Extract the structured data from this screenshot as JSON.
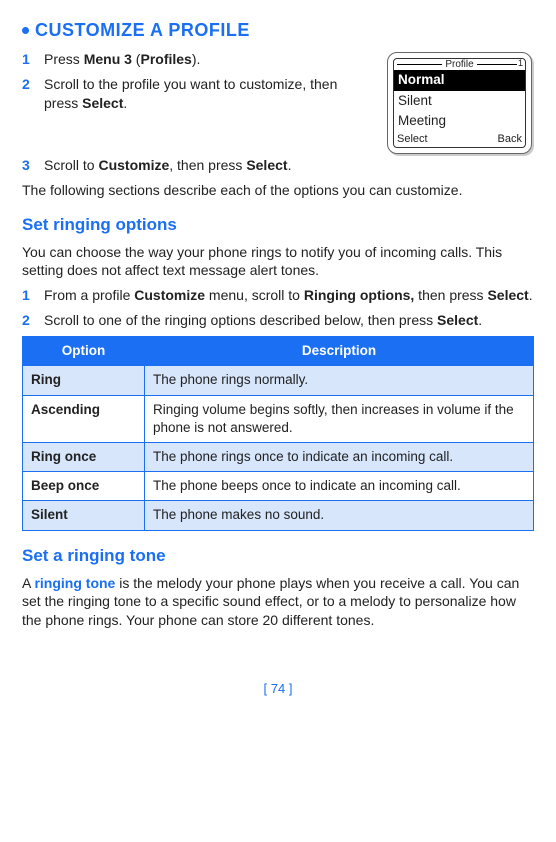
{
  "heading_main": "CUSTOMIZE A PROFILE",
  "steps_top": [
    {
      "num": "1",
      "pre": "Press ",
      "b1": "Menu 3",
      "mid": " (",
      "b2": "Profiles",
      "post": ")."
    },
    {
      "num": "2",
      "pre": "Scroll to the profile you want to customize, then press ",
      "b1": "Select",
      "mid": ".",
      "b2": "",
      "post": ""
    },
    {
      "num": "3",
      "pre": "Scroll to ",
      "b1": "Customize",
      "mid": ", then press ",
      "b2": "Select",
      "post": "."
    }
  ],
  "para_after_steps": "The following sections describe each of the options you can customize.",
  "h2_ringopts": "Set ringing options",
  "para_ringopts": "You can choose the way your phone rings to notify you of incoming calls. This setting does not affect text message alert tones.",
  "steps_ring": [
    {
      "num": "1",
      "pre": "From a profile ",
      "b1": "Customize",
      "mid": " menu, scroll to ",
      "b2": "Ringing options,",
      "post": " then press ",
      "b3": "Select",
      "tail": "."
    },
    {
      "num": "2",
      "pre": "Scroll to one of the ringing options described below, then press ",
      "b1": "Select",
      "mid": ".",
      "b2": "",
      "post": "",
      "b3": "",
      "tail": ""
    }
  ],
  "table": {
    "head_option": "Option",
    "head_desc": "Description",
    "rows": [
      {
        "opt": "Ring",
        "desc": "The phone rings normally."
      },
      {
        "opt": "Ascending",
        "desc": "Ringing volume begins softly, then increases in volume if the phone is not answered."
      },
      {
        "opt": "Ring once",
        "desc": "The phone rings once to indicate an incoming call."
      },
      {
        "opt": "Beep once",
        "desc": "The phone beeps once to indicate an incoming call."
      },
      {
        "opt": "Silent",
        "desc": "The phone makes no sound."
      }
    ]
  },
  "h2_tone": "Set a ringing tone",
  "para_tone_lead": "A ",
  "para_tone_kw": "ringing tone",
  "para_tone_rest": " is the melody your phone plays when you receive a call. You can set the ringing tone to a specific sound effect, or to a melody to personalize how the phone rings. Your phone can store 20 different tones.",
  "phone": {
    "title": "Profile",
    "corner": "1",
    "items": [
      "Normal",
      "Silent",
      "Meeting"
    ],
    "soft_left": "Select",
    "soft_right": "Back"
  },
  "pagenum": "[ 74 ]"
}
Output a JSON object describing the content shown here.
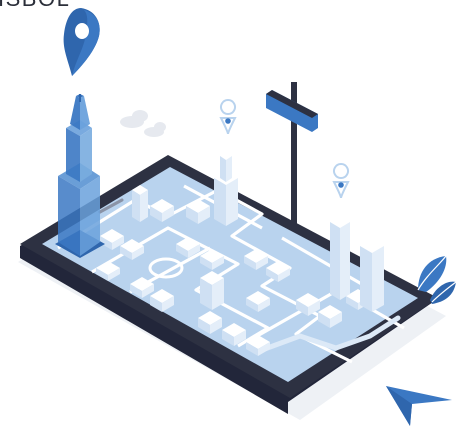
{
  "header_text": "ISBOL",
  "icons": {
    "large_pin": "map-pin-icon",
    "small_pin": "map-pin-icon",
    "signpost": "signpost-icon",
    "navigation_arrow": "navigation-arrow-icon",
    "clouds": "cloud-icon",
    "plant": "leaf-plant-icon",
    "skyscraper": "skyscraper-icon",
    "phone": "smartphone-icon"
  },
  "colors": {
    "primary_blue": "#3b78c3",
    "light_blue": "#b9d3ee",
    "pale_blue": "#dce9f7",
    "dark_frame": "#2d3142",
    "white": "#ffffff"
  }
}
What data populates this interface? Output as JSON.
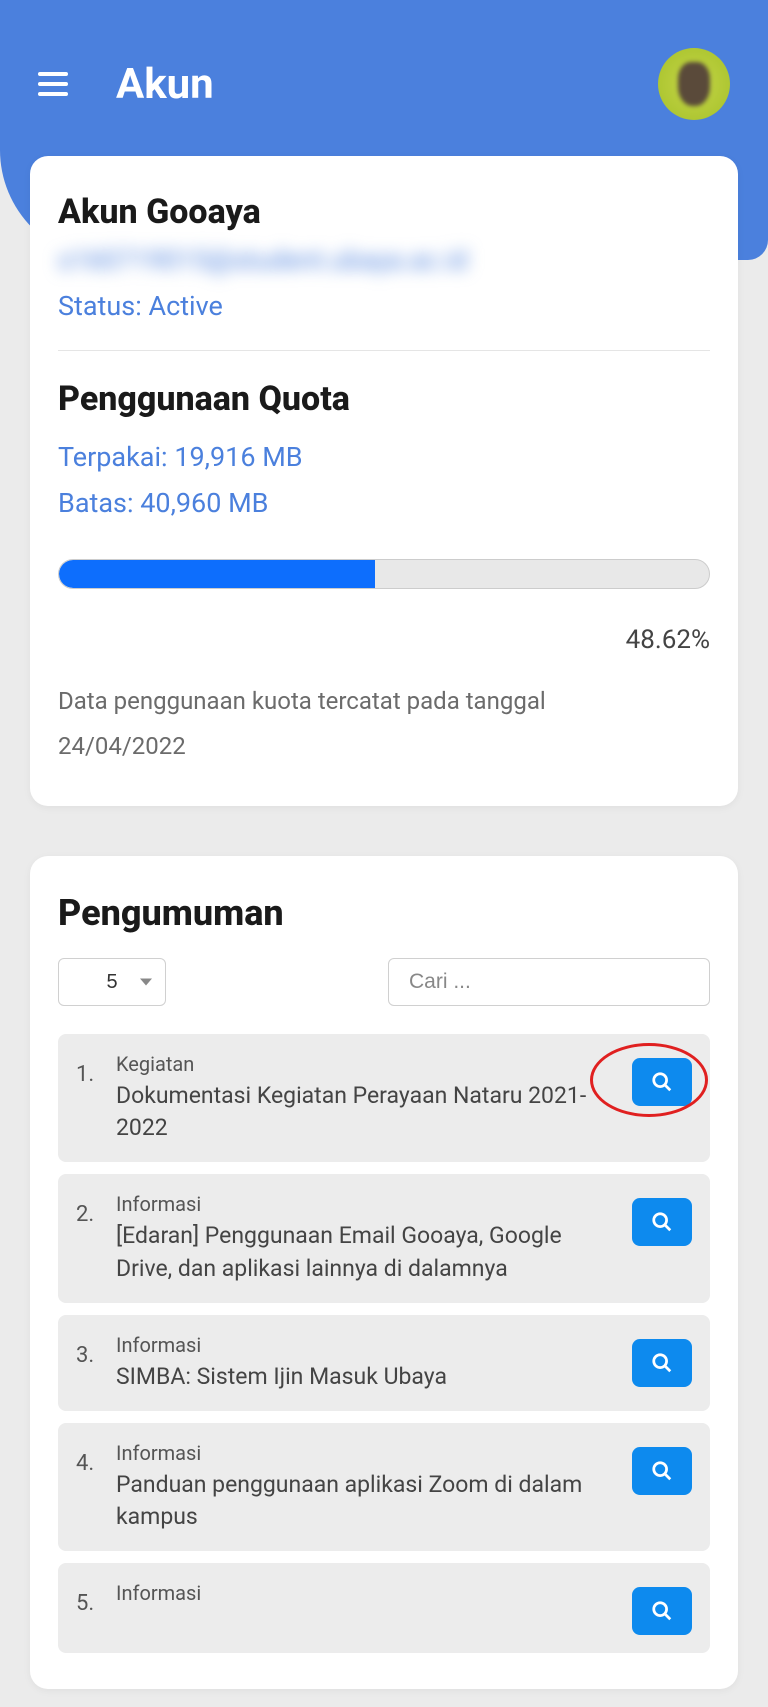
{
  "header": {
    "title": "Akun"
  },
  "account": {
    "title": "Akun Gooaya",
    "email_blurred": "s160719015@student.ubaya.ac.id",
    "status_label": "Status:",
    "status_value": "Active"
  },
  "quota": {
    "title": "Penggunaan Quota",
    "used_label": "Terpakai:",
    "used_value": "19,916 MB",
    "limit_label": "Batas:",
    "limit_value": "40,960 MB",
    "percent": "48.62%",
    "progress_width": "48.62%",
    "note_prefix": "Data penggunaan kuota tercatat pada tanggal",
    "note_date": "24/04/2022"
  },
  "announcements": {
    "title": "Pengumuman",
    "page_size": "5",
    "search_placeholder": "Cari ...",
    "items": [
      {
        "num": "1.",
        "category": "Kegiatan",
        "title": "Dokumentasi Kegiatan Perayaan Nataru 2021-2022",
        "highlighted": true
      },
      {
        "num": "2.",
        "category": "Informasi",
        "title": "[Edaran] Penggunaan Email Gooaya, Google Drive, dan aplikasi lainnya di dalamnya"
      },
      {
        "num": "3.",
        "category": "Informasi",
        "title": "SIMBA: Sistem Ijin Masuk Ubaya"
      },
      {
        "num": "4.",
        "category": "Informasi",
        "title": "Panduan penggunaan aplikasi Zoom di dalam kampus"
      },
      {
        "num": "5.",
        "category": "Informasi",
        "title": ""
      }
    ]
  },
  "colors": {
    "primary": "#4b80dd",
    "accent": "#0d8aee",
    "progress": "#0d6efd"
  }
}
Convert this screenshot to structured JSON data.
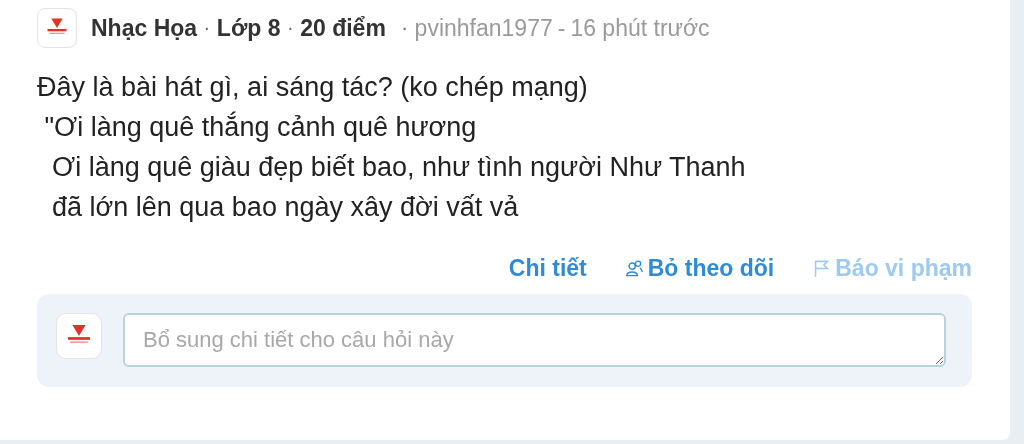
{
  "question": {
    "subject": "Nhạc Họa",
    "grade": "Lớp 8",
    "points": "20 điểm",
    "author": "pvinhfan1977",
    "time": "16 phút trước",
    "separators": [
      "·",
      "·",
      "·"
    ],
    "dash": "-",
    "body": "Đây là bài hát gì, ai sáng tác? (ko chép mạng)\n \"Ơi làng quê thắng cảnh quê hương\n  Ơi làng quê giàu đẹp biết bao, như tình người Như Thanh\n  đã lớn lên qua bao ngày xây đời vất vả"
  },
  "actions": [
    {
      "label": "Chi tiết",
      "kind": "plain",
      "color": "#2f8ad8"
    },
    {
      "label": "Bỏ theo dõi",
      "kind": "follow",
      "color": "#2f8ad8"
    },
    {
      "label": "Báo vi phạm",
      "kind": "flag",
      "color": "#9ccaf0"
    }
  ],
  "comment": {
    "placeholder": "Bổ sung chi tiết cho câu hỏi này"
  }
}
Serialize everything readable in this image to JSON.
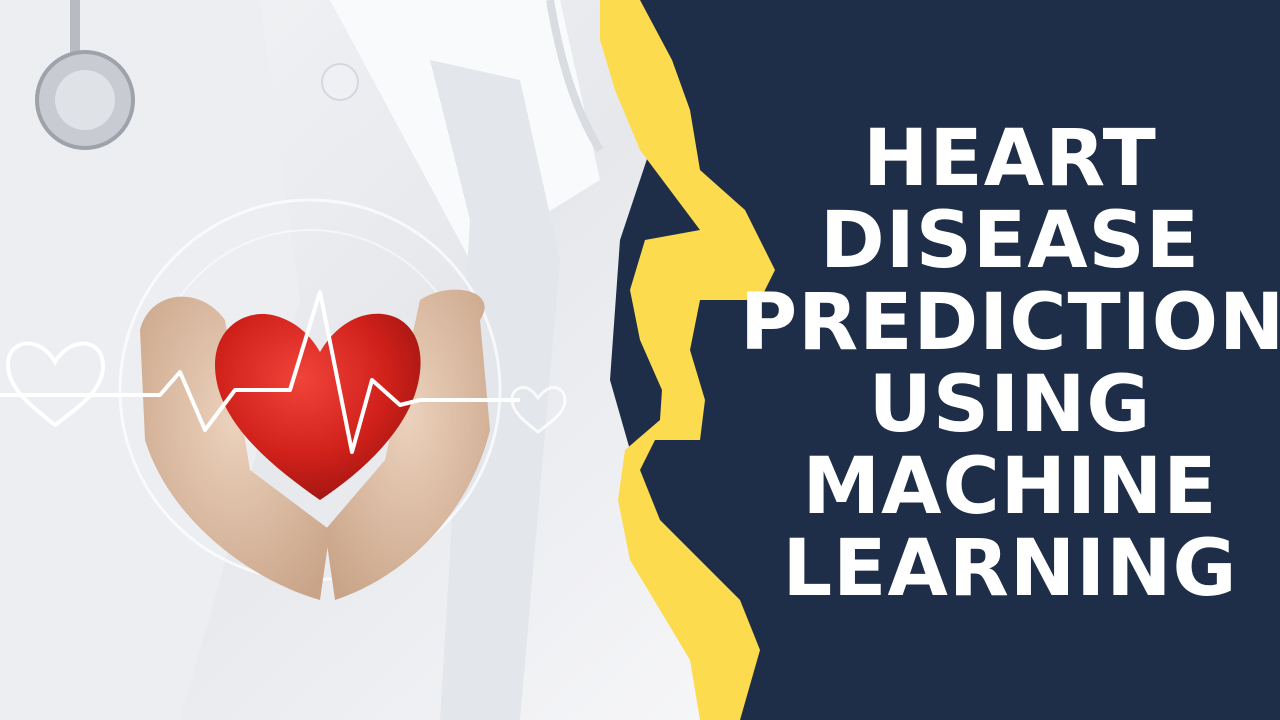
{
  "headline": {
    "lines": [
      "HEART",
      "DISEASE",
      "PREDICTION",
      "USING",
      "MACHINE",
      "LEARNING"
    ]
  },
  "colors": {
    "panel": "#1f2e48",
    "accent_stroke": "#fddb4f",
    "heart": "#d9261c",
    "text": "#ffffff"
  },
  "icons": [
    "stethoscope-icon",
    "heart-outline-icon",
    "heartbeat-line-icon",
    "red-heart-icon"
  ]
}
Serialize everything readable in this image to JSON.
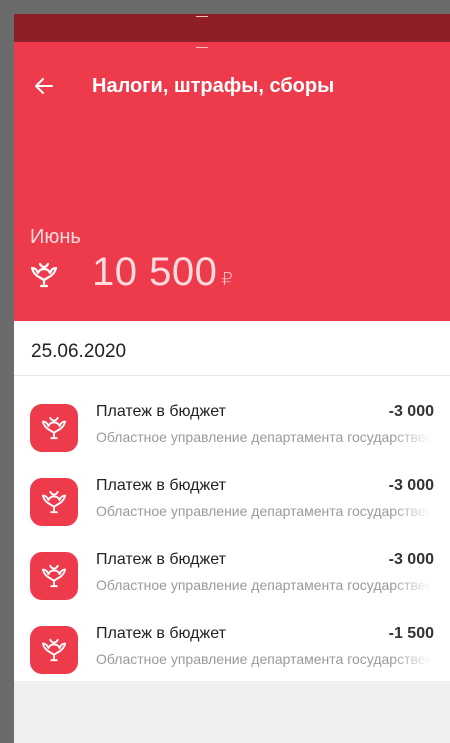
{
  "header": {
    "title": "Налоги, штрафы, сборы",
    "month": "Июнь",
    "total_amount": "10 500",
    "currency": "₽"
  },
  "date_group": "25.06.2020",
  "transactions": [
    {
      "title": "Платеж в бюджет",
      "amount": "-3 000",
      "description": "Областное управление департамента государственного"
    },
    {
      "title": "Платеж в бюджет",
      "amount": "-3 000",
      "description": "Областное управление департамента государственного"
    },
    {
      "title": "Платеж в бюджет",
      "amount": "-3 000",
      "description": "Областное управление департамента государственного"
    },
    {
      "title": "Платеж в бюджет",
      "amount": "-1 500",
      "description": "Областное управление департамента государственного"
    }
  ],
  "colors": {
    "brand": "#ee3b4c",
    "status_bar": "#8e1f27"
  },
  "icons": {
    "back": "arrow-left-icon",
    "emblem": "coat-of-arms-icon"
  }
}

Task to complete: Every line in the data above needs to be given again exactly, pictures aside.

Written answer:
Extract the structured data from this screenshot as JSON.
{
  "heading_main": "CUSTOMIZE A PROFILE",
  "steps_top": [
    {
      "num": "1",
      "pre": "Press ",
      "b1": "Menu 3",
      "mid": " (",
      "b2": "Profiles",
      "post": ")."
    },
    {
      "num": "2",
      "pre": "Scroll to the profile you want to customize, then press ",
      "b1": "Select",
      "mid": ".",
      "b2": "",
      "post": ""
    },
    {
      "num": "3",
      "pre": "Scroll to ",
      "b1": "Customize",
      "mid": ", then press ",
      "b2": "Select",
      "post": "."
    }
  ],
  "para_after_steps": "The following sections describe each of the options you can customize.",
  "h2_ringopts": "Set ringing options",
  "para_ringopts": "You can choose the way your phone rings to notify you of incoming calls. This setting does not affect text message alert tones.",
  "steps_ring": [
    {
      "num": "1",
      "pre": "From a profile ",
      "b1": "Customize",
      "mid": " menu, scroll to ",
      "b2": "Ringing options,",
      "post": " then press ",
      "b3": "Select",
      "tail": "."
    },
    {
      "num": "2",
      "pre": "Scroll to one of the ringing options described below, then press ",
      "b1": "Select",
      "mid": ".",
      "b2": "",
      "post": "",
      "b3": "",
      "tail": ""
    }
  ],
  "table": {
    "head_option": "Option",
    "head_desc": "Description",
    "rows": [
      {
        "opt": "Ring",
        "desc": "The phone rings normally."
      },
      {
        "opt": "Ascending",
        "desc": "Ringing volume begins softly, then increases in volume if the phone is not answered."
      },
      {
        "opt": "Ring once",
        "desc": "The phone rings once to indicate an incoming call."
      },
      {
        "opt": "Beep once",
        "desc": "The phone beeps once to indicate an incoming call."
      },
      {
        "opt": "Silent",
        "desc": "The phone makes no sound."
      }
    ]
  },
  "h2_tone": "Set a ringing tone",
  "para_tone_lead": "A ",
  "para_tone_kw": "ringing tone",
  "para_tone_rest": " is the melody your phone plays when you receive a call. You can set the ringing tone to a specific sound effect, or to a melody to personalize how the phone rings. Your phone can store 20 different tones.",
  "phone": {
    "title": "Profile",
    "corner": "1",
    "items": [
      "Normal",
      "Silent",
      "Meeting"
    ],
    "soft_left": "Select",
    "soft_right": "Back"
  },
  "pagenum": "[ 74 ]"
}
Output a JSON object describing the content shown here.
{
  "header_text": "ISBOL",
  "icons": {
    "large_pin": "map-pin-icon",
    "small_pin": "map-pin-icon",
    "signpost": "signpost-icon",
    "navigation_arrow": "navigation-arrow-icon",
    "clouds": "cloud-icon",
    "plant": "leaf-plant-icon",
    "skyscraper": "skyscraper-icon",
    "phone": "smartphone-icon"
  },
  "colors": {
    "primary_blue": "#3b78c3",
    "light_blue": "#b9d3ee",
    "pale_blue": "#dce9f7",
    "dark_frame": "#2d3142",
    "white": "#ffffff"
  }
}
What data populates this interface? Output as JSON.
{
  "header": {
    "title": "Akun"
  },
  "account": {
    "title": "Akun Gooaya",
    "email_blurred": "s160719015@student.ubaya.ac.id",
    "status_label": "Status:",
    "status_value": "Active"
  },
  "quota": {
    "title": "Penggunaan Quota",
    "used_label": "Terpakai:",
    "used_value": "19,916 MB",
    "limit_label": "Batas:",
    "limit_value": "40,960 MB",
    "percent": "48.62%",
    "progress_width": "48.62%",
    "note_prefix": "Data penggunaan kuota tercatat pada tanggal",
    "note_date": "24/04/2022"
  },
  "announcements": {
    "title": "Pengumuman",
    "page_size": "5",
    "search_placeholder": "Cari ...",
    "items": [
      {
        "num": "1.",
        "category": "Kegiatan",
        "title": "Dokumentasi Kegiatan Perayaan Nataru 2021-2022",
        "highlighted": true
      },
      {
        "num": "2.",
        "category": "Informasi",
        "title": "[Edaran] Penggunaan Email Gooaya, Google Drive, dan aplikasi lainnya di dalamnya"
      },
      {
        "num": "3.",
        "category": "Informasi",
        "title": "SIMBA: Sistem Ijin Masuk Ubaya"
      },
      {
        "num": "4.",
        "category": "Informasi",
        "title": "Panduan penggunaan aplikasi Zoom di dalam kampus"
      },
      {
        "num": "5.",
        "category": "Informasi",
        "title": ""
      }
    ]
  },
  "colors": {
    "primary": "#4b80dd",
    "accent": "#0d8aee",
    "progress": "#0d6efd"
  }
}
Convert this screenshot to structured JSON data.
{
  "question": {
    "subject": "Nhạc Họa",
    "grade": "Lớp 8",
    "points": "20 điểm",
    "author": "pvinhfan1977",
    "time": "16 phút trước",
    "separators": [
      "·",
      "·",
      "·"
    ],
    "dash": "-",
    "body": "Đây là bài hát gì, ai sáng tác? (ko chép mạng)\n \"Ơi làng quê thắng cảnh quê hương\n  Ơi làng quê giàu đẹp biết bao, như tình người Như Thanh\n  đã lớn lên qua bao ngày xây đời vất vả"
  },
  "actions": [
    {
      "label": "Chi tiết",
      "kind": "plain",
      "color": "#2f8ad8"
    },
    {
      "label": "Bỏ theo dõi",
      "kind": "follow",
      "color": "#2f8ad8"
    },
    {
      "label": "Báo vi phạm",
      "kind": "flag",
      "color": "#9ccaf0"
    }
  ],
  "comment": {
    "placeholder": "Bổ sung chi tiết cho câu hỏi này"
  }
}
Serialize everything readable in this image to JSON.
{
  "headline": {
    "lines": [
      "HEART",
      "DISEASE",
      "PREDICTION",
      "USING",
      "MACHINE",
      "LEARNING"
    ]
  },
  "colors": {
    "panel": "#1f2e48",
    "accent_stroke": "#fddb4f",
    "heart": "#d9261c",
    "text": "#ffffff"
  },
  "icons": [
    "stethoscope-icon",
    "heart-outline-icon",
    "heartbeat-line-icon",
    "red-heart-icon"
  ]
}
Serialize everything readable in this image to JSON.
{
  "header": {
    "title": "Налоги, штрафы, сборы",
    "month": "Июнь",
    "total_amount": "10 500",
    "currency": "₽"
  },
  "date_group": "25.06.2020",
  "transactions": [
    {
      "title": "Платеж в бюджет",
      "amount": "-3 000",
      "description": "Областное управление департамента государственного"
    },
    {
      "title": "Платеж в бюджет",
      "amount": "-3 000",
      "description": "Областное управление департамента государственного"
    },
    {
      "title": "Платеж в бюджет",
      "amount": "-3 000",
      "description": "Областное управление департамента государственного"
    },
    {
      "title": "Платеж в бюджет",
      "amount": "-1 500",
      "description": "Областное управление департамента государственного"
    }
  ],
  "colors": {
    "brand": "#ee3b4c",
    "status_bar": "#8e1f27"
  },
  "icons": {
    "back": "arrow-left-icon",
    "emblem": "coat-of-arms-icon"
  }
}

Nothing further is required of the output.